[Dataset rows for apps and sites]
--

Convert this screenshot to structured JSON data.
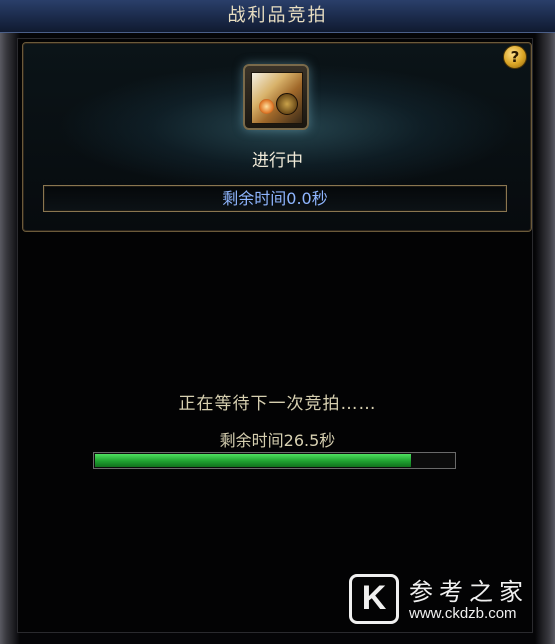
{
  "window": {
    "title": "战利品竞拍"
  },
  "auction": {
    "status": "进行中",
    "remaining_label": "剩余时间0.0秒"
  },
  "help": {
    "label": "?"
  },
  "next_auction": {
    "waiting_text": "正在等待下一次竞拍……",
    "remaining_label": "剩余时间26.5秒",
    "progress_fraction": 0.88
  },
  "watermark": {
    "logo_letter": "K",
    "name": "参考之家",
    "url": "www.ckdzb.com"
  },
  "colors": {
    "progress_green": "#1fa030",
    "timer_text": "#8fb6ff",
    "help_gold": "#d9a424"
  }
}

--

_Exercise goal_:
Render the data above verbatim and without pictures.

_Your solution_:
Convert this screenshot to structured JSON data.
{
  "window": {
    "title": "战利品竞拍"
  },
  "auction": {
    "status": "进行中",
    "remaining_label": "剩余时间0.0秒"
  },
  "help": {
    "label": "?"
  },
  "next_auction": {
    "waiting_text": "正在等待下一次竞拍……",
    "remaining_label": "剩余时间26.5秒",
    "progress_fraction": 0.88
  },
  "watermark": {
    "logo_letter": "K",
    "name": "参考之家",
    "url": "www.ckdzb.com"
  },
  "colors": {
    "progress_green": "#1fa030",
    "timer_text": "#8fb6ff",
    "help_gold": "#d9a424"
  }
}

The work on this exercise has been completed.